Now, to other disruptions in class, gigglers or chatters in the back of the class is a good one let’s talk about that.
Sometimes we are silly, and a bit of silliness is lovely. But, if you have students who are creating a lot of disruption, that does need to be address.
First, if students are acting like children, act like a teacher. You are responsible for the whole room; you can’t let a few people take control of your class. And I want to acknowledge that both for the students and for you as a teacher it can feel intimidating and excluding to those not part of the fun. Like you are back in high school. That’s why it can be important to take control of the class. There are some simple strategies you can use:
1) A look – make eye contact – this is often enough to help students bring their focus back
2) Turn the back of the class into the front of the class, turn the class around in a technique, that could be the first side of an asymmetrical pose like Triangle or Side Angle, or just – let’s get a different perspective today for balancing or whatever, then you move to the back of the class and people will often put themselves together.
3) Say it out loud – if you are having trouble dropping into the pose or the moment, close your eyes, take a few deep breaths, and see if you can refocus. So, you are giving everyone that instruction, but it will be supportive of those who have lost their focus for the moment.
4) If it goes on long enough, get students into a safe pose, and then go have a word. It can be gentle and light, like, ‘you seem to be having a great time in class today, and laughter is lovely, but let’s see if we can keep the disruption down so everyone can have a practice’. You might even offer ‘If your giggles have gone beyond your control, take a break outside together to get it all out, and then come on back and refocus’.

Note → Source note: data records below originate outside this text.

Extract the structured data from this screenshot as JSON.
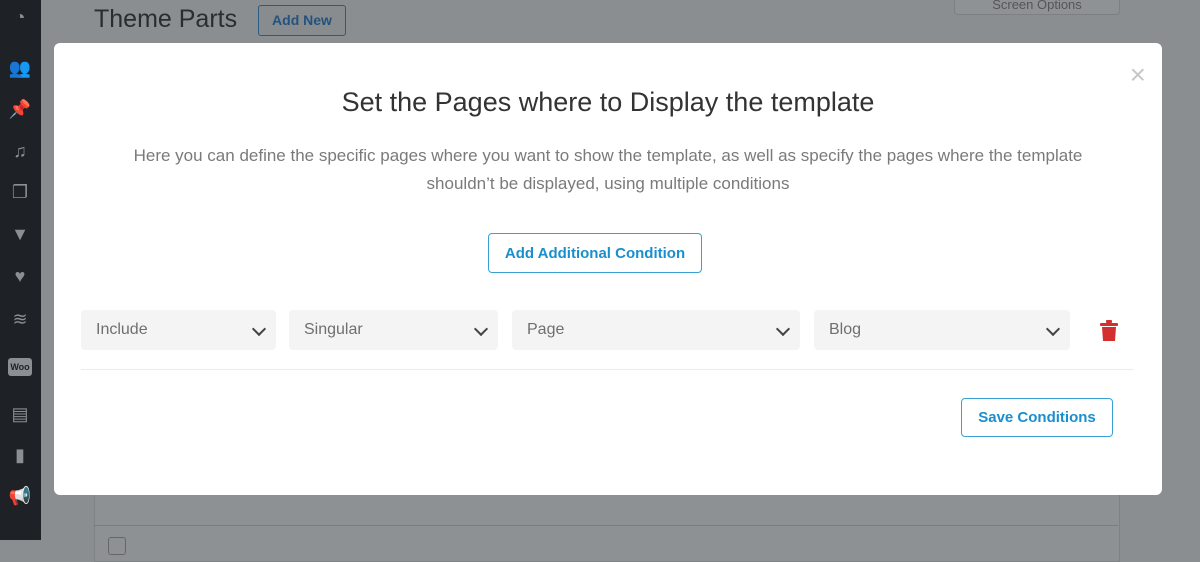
{
  "sidebar": {
    "icons": [
      "dashboard-icon",
      "users-icon",
      "pin-icon",
      "media-icon",
      "pages-icon",
      "comments-icon",
      "heart-icon",
      "layers-icon",
      "woo-icon",
      "archive-icon",
      "stats-icon",
      "megaphone-icon"
    ],
    "woo_label": "Woo"
  },
  "background": {
    "page_title": "Theme Parts",
    "add_new": "Add New",
    "screen_options": "Screen Options"
  },
  "modal": {
    "title": "Set the Pages where to Display the template",
    "description": "Here you can define the specific pages where you want to show the template, as well as specify the pages where the template shouldn’t be displayed, using multiple conditions",
    "add_condition": "Add Additional Condition",
    "condition": {
      "type": "Include",
      "group": "Singular",
      "post_type": "Page",
      "item": "Blog"
    },
    "save": "Save Conditions",
    "close": "×"
  },
  "colors": {
    "accent": "#1a8fce",
    "delete": "#d32f2f"
  }
}
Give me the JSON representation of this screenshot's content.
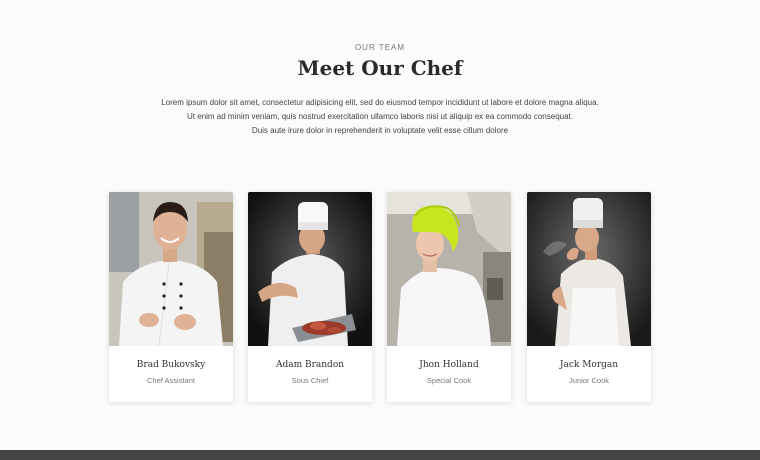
{
  "section": {
    "eyebrow": "OUR TEAM",
    "title": "Meet Our Chef",
    "intro_lines": [
      "Lorem ipsum dolor sit amet, consectetur adipisicing elit, sed do eiusmod tempor incididunt ut labore et dolore magna aliqua.",
      "Ut enim ad minim veniam, quis nostrud exercitation ullamco laboris nisi ut aliquip ex ea commodo consequat.",
      "Duis aute irure dolor in reprehenderit in voluptate velit esse cillum dolore"
    ]
  },
  "chefs": [
    {
      "name": "Brad Bukovsky",
      "role": "Chef Assistant"
    },
    {
      "name": "Adam Brandon",
      "role": "Sous Chief"
    },
    {
      "name": "Jhon Holland",
      "role": "Special Cook"
    },
    {
      "name": "Jack Morgan",
      "role": "Junior Cook"
    }
  ],
  "colors": {
    "background": "#fbfbfb",
    "title": "#2a2a2a",
    "footer": "#444444",
    "hat_green": "#c8e61e"
  }
}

5) Sometimes one of the gigglers is provoking the other. Sometimes one of the gigglers really wants to be in practice and doesn’t want to participate but is getting roped in. If you sense that’s the case, or if they really can’t control themselves, ask them to practice apart. Have them shift to a different part of the room, in this class or in the next class. Sometimes that’s a gift you are giving to the one who really just wants to drop into practice and not be distracted. After class you might address it like ‘I see you both have a great connection, but in future if you feel like you will distract each other, maybe practice apart so you can get the most out of your class.’

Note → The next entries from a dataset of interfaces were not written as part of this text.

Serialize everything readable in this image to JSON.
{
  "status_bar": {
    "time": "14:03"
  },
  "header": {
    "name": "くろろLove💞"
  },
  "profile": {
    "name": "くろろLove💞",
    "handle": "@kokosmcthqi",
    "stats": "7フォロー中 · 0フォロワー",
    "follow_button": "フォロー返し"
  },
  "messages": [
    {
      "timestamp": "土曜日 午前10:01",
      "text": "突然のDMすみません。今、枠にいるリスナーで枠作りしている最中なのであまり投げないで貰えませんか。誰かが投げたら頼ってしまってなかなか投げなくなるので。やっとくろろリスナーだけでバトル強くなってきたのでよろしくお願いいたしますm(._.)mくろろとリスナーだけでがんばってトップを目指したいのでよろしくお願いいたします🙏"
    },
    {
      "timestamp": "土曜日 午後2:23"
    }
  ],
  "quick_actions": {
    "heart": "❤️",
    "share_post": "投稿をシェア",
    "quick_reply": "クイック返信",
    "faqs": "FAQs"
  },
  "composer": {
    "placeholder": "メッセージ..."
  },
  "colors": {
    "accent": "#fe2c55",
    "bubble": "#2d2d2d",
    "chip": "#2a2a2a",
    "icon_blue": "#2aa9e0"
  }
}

First have a rule – cell phones are off at the start of class. Keep them in your bag.
If you are an emergency contact for a family member and need your phone, if you are in a caring role, if you have a sick kid at home, have it next to you on silent but vibrate, and put in on a foam block so it doesn’t moo and make everyone search for their phone.
If someone repeatedly breaks the no phones rule, have a private, kind word about it.

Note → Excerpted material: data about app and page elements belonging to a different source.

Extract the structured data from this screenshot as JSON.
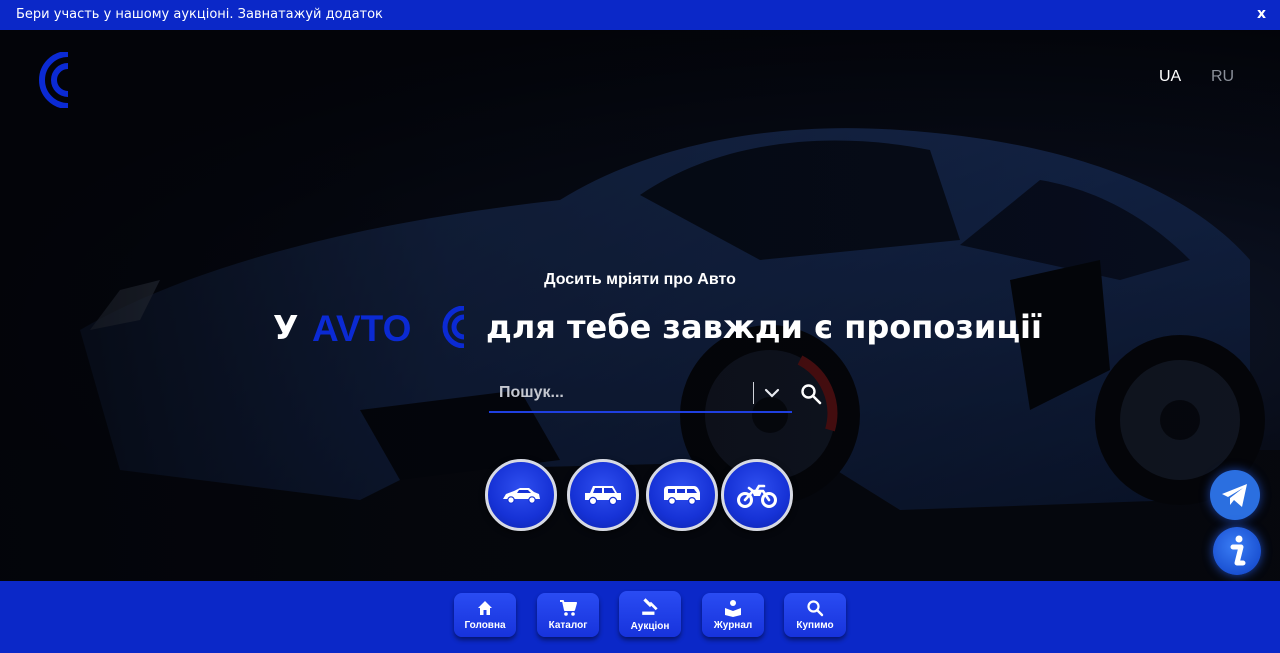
{
  "banner": {
    "text": "Бери участь у нашому аукціоні. Завнатажуй додаток",
    "close": "x"
  },
  "header": {
    "logo_icon": "brand-arc-icon",
    "languages": [
      {
        "code": "UA",
        "active": true
      },
      {
        "code": "RU",
        "active": false
      }
    ]
  },
  "hero": {
    "subtitle": "Досить мріяти про Авто",
    "headline_prefix": "У",
    "brand": "AVTO",
    "headline_suffix": "для тебе завжди є пропозиції",
    "background_icon": "sports-car-image"
  },
  "search": {
    "placeholder": "Пошук...",
    "value": "",
    "dropdown_icon": "chevron-down-icon",
    "button_icon": "search-icon"
  },
  "categories": [
    {
      "icon": "sedan-icon"
    },
    {
      "icon": "suv-icon"
    },
    {
      "icon": "van-icon"
    },
    {
      "icon": "motorcycle-icon"
    }
  ],
  "floating": {
    "telegram_icon": "telegram-icon",
    "info_icon": "info-icon"
  },
  "bottom_nav": {
    "items": [
      {
        "label": "Головна",
        "icon": "home-icon",
        "active": false
      },
      {
        "label": "Каталог",
        "icon": "cart-icon",
        "active": false
      },
      {
        "label": "Аукціон",
        "icon": "gavel-icon",
        "active": true
      },
      {
        "label": "Журнал",
        "icon": "journal-icon",
        "active": false
      },
      {
        "label": "Купимо",
        "icon": "search-icon",
        "active": false
      }
    ]
  },
  "colors": {
    "brand_blue": "#0b28c8",
    "button_blue": "#1733dc",
    "background": "#05060d"
  }
}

Use yoga philosophy – making right use of your energy (Brahmacharya), making right use of your senses (Pratyahara), you know, you have an hour to be here, in your body, in this moment, rather than reaching your energy out in your phone. This might take some practice.
It’s part of our job as a yoga teacher to remind students why they come to yoga, to have an hour where they can focus inward, where they can be free of the rings and dings and distractions of notifications and emails and ringing phones and just be with themselves. That’s something we want to encourage and remind students that this is a space free from all those distractions. That’s one of the benefits of yoga. To be here, now, in this body, in this space, in this time.
The self-regulation skills that we develop in yoga will translate to how we self-regulate in regards to our phones, even if we never talk about it. Yoga gives us that space.
We want our students to understand that yoga is an opportunity to have some joyful time in movement and some sweet time in relaxation.
As a student you don’t often see the class management issues that your teacher is dealing with in class so it’s good to have a reminder of how our students are really like – how much support they need, how much they want to learn about yoga, and what you can do to encourage them to come back and give them a little bit more.